Because of this, multiple sources agreed that the key may not be broad class-size reductions, but rather focusing on carefully chosen districts with the aim at helping disadvantaged students.

“If anything, we should have targeted funding to hire more teachers to reduce class sizes, especially in our large urban districts, which suffer from some of the highest class sizes in the country with the most at-risk students,” Haimson said. “This is highly inequitable and it is doing tremendous damage to our education system and to our economic future as a country.”

Chingos said the Tennessee STAR study reduced class sizes from 22 to 18 students with effective results.
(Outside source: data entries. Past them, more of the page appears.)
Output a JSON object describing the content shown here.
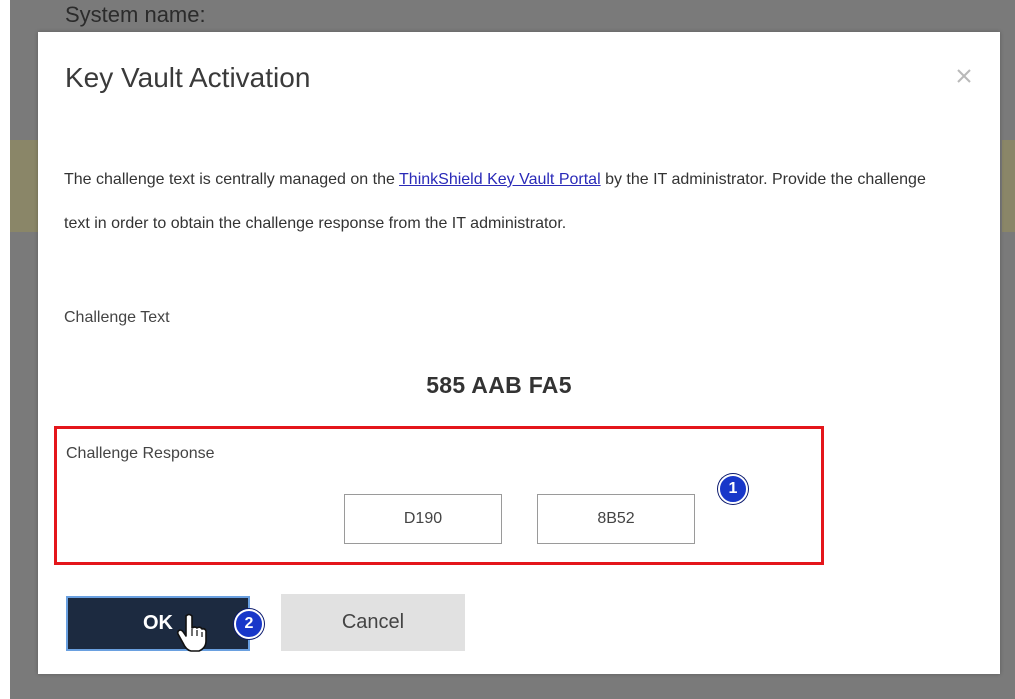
{
  "background": {
    "system_name_label": "System name:"
  },
  "dialog": {
    "title": "Key Vault Activation",
    "close_icon": "close-icon",
    "description": {
      "part1": "The challenge text is centrally managed on the ",
      "link_text": "ThinkShield Key Vault Portal",
      "part2": " by the IT administrator. Provide the challenge text in order to obtain the challenge response from the IT administrator."
    },
    "challenge_text_label": "Challenge Text",
    "challenge_code": "585 AAB FA5",
    "challenge_response_label": "Challenge Response",
    "response_fields": [
      "D190",
      "8B52"
    ],
    "ok_label": "OK",
    "cancel_label": "Cancel"
  },
  "annotations": {
    "callout_1": "1",
    "callout_2": "2",
    "highlight_color": "#e4161b",
    "callout_color": "#1837c9"
  }
}
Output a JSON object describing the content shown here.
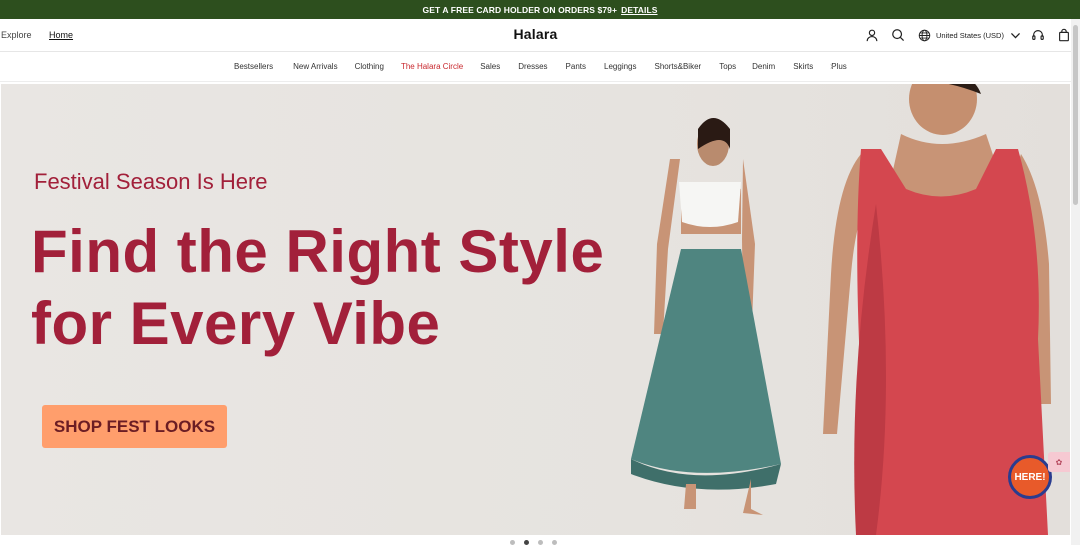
{
  "promo": {
    "text": "GET A FREE CARD HOLDER ON ORDERS $79+",
    "link": "DETAILS"
  },
  "header": {
    "explore": "Explore",
    "home": "Home",
    "logo": "Halara",
    "region": "United States (USD)",
    "icons": [
      "account-icon",
      "search-icon",
      "globe-icon",
      "chevron-down-icon",
      "headset-icon",
      "bag-icon"
    ]
  },
  "nav": {
    "items": [
      "Bestsellers",
      "New Arrivals",
      "Clothing",
      "The Halara Circle",
      "Sales",
      "Dresses",
      "Pants",
      "Leggings",
      "Shorts&Biker",
      "Tops",
      "Denim",
      "Skirts",
      "Plus"
    ],
    "active_index": 3,
    "active_color": "#c8282e"
  },
  "hero": {
    "eyebrow": "Festival Season Is Here",
    "headline_line1": "Find the Right Style",
    "headline_line2": "for Every Vibe",
    "cta": "SHOP FEST LOOKS",
    "text_color": "#a2203a",
    "cta_color": "#ff9e6c"
  },
  "badge": {
    "text": "HERE!"
  },
  "carousel": {
    "slide_count": 4,
    "active_slide": 2
  }
}
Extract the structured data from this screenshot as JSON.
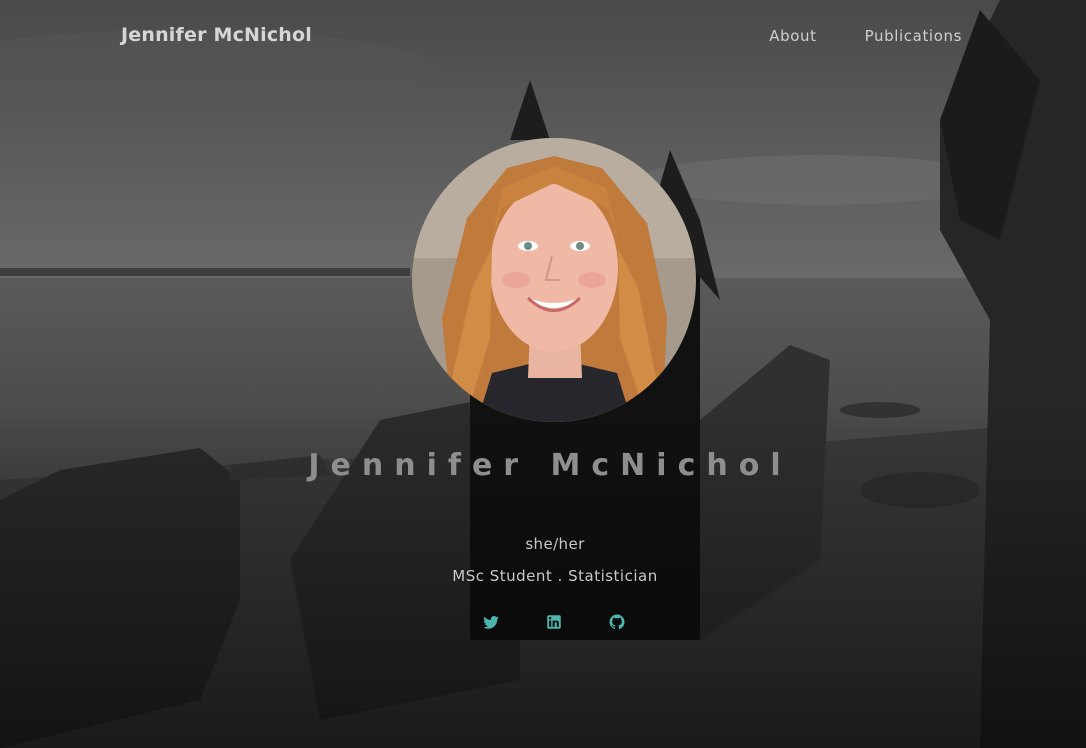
{
  "site": {
    "brand": "Jennifer McNichol"
  },
  "nav": {
    "items": [
      {
        "label": "About"
      },
      {
        "label": "Publications"
      }
    ]
  },
  "hero": {
    "name": "Jennifer McNichol",
    "pronouns": "she/her",
    "role": "MSc Student . Statistician"
  },
  "socials": [
    {
      "icon": "twitter-icon"
    },
    {
      "icon": "linkedin-icon"
    },
    {
      "icon": "github-icon"
    }
  ],
  "colors": {
    "accent": "#4db6ac",
    "text": "#d6d6d6",
    "name": "#8e8e8e"
  }
}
The average class size in the United States in 2009 was 23.3 students, according to the Organization for Economic Co-operation and Development. This ranked 22nd out of the 34 countries listed; the average class size among OECD countries in 2009, meanwhile, was 21.4 students.

In Washington

Despite the evidence that targeted class-size reductions can be effective, Kline believes the policy should not be a staple of education reform.

“We don’t want funds diverted to that effort, just hiring teachers with this notion that if you get the class size down everything is going to get better,” he said. “What is better is when you get a really good teacher. Nothing makes more difference in the life and the future of our kids than if they have a good teacher.”

There are lawmakers who disagree with Kline’s notion that reducing class size is not an effective way to improve education. Last October, Sen. Patty Murray, D-Wash., sponsored legislation that proposed new funding to directly support class-size reduction efforts.

“I will continue fighting to provide schools and districts with the resources they need to keep classes small and offer students the educational environment they need to learn and succeed,” Murray said in a statement. “I think now is the absolute wrong time to shift precious resources away from this critical priority and allow class sizes to increase. And I think we shouldn’t be taking away flexibility from districts that want to invest in smaller classes.”

Though Murray’s legislation stalled in committee, the Elementary and Secondary Education Reform Act, passed out of the Senate Health, Education, Labor, Pensions committee last fall, includes a stipulation on class-size reduction. The bill would allow schools to divert funds to “reducing class size for pre-kindergarten through 3rd grade, by an amount and to a level consistent with what scientifically valid research has found to improve student achievement.”

The House and Senate bills vary in content, but the method in which they were developed is also worth noting.  The Senate bill received bipartisan support in committee, while House Republicans proposed their draft without any input from Democrats or co-sponsors from the minority party.

Rep. George Miller, D-Calif., the top Democrat in the House Education and the Workforce Committee, said in January he was disappointed in the bill’s  lack of bipartisan support.

“I remain concerned that Chairman Kline has decided to draft a partisan bill, shutting the door on the tried and true way of achieving reform – bipartisanship,” Miller said. “This move will only leave America’s schools, teachers and students with the outdated No Child Left Behind law.”

The House education committee held its first hearing on the bill last Thursday, giving Democrats a chance to have their say on the legislation. Class size was not discussed during the hearing, but Miller criticized the bill in general, suggesting it would not be effective in improving education policy.

“Kids’ lives and their ability to have the opportunity to succeed are at stake,” Miller said at the hearing. “I am very protective of a single year in a child’s life – they don’t get that back. Our kids only get one shot at a decent education.”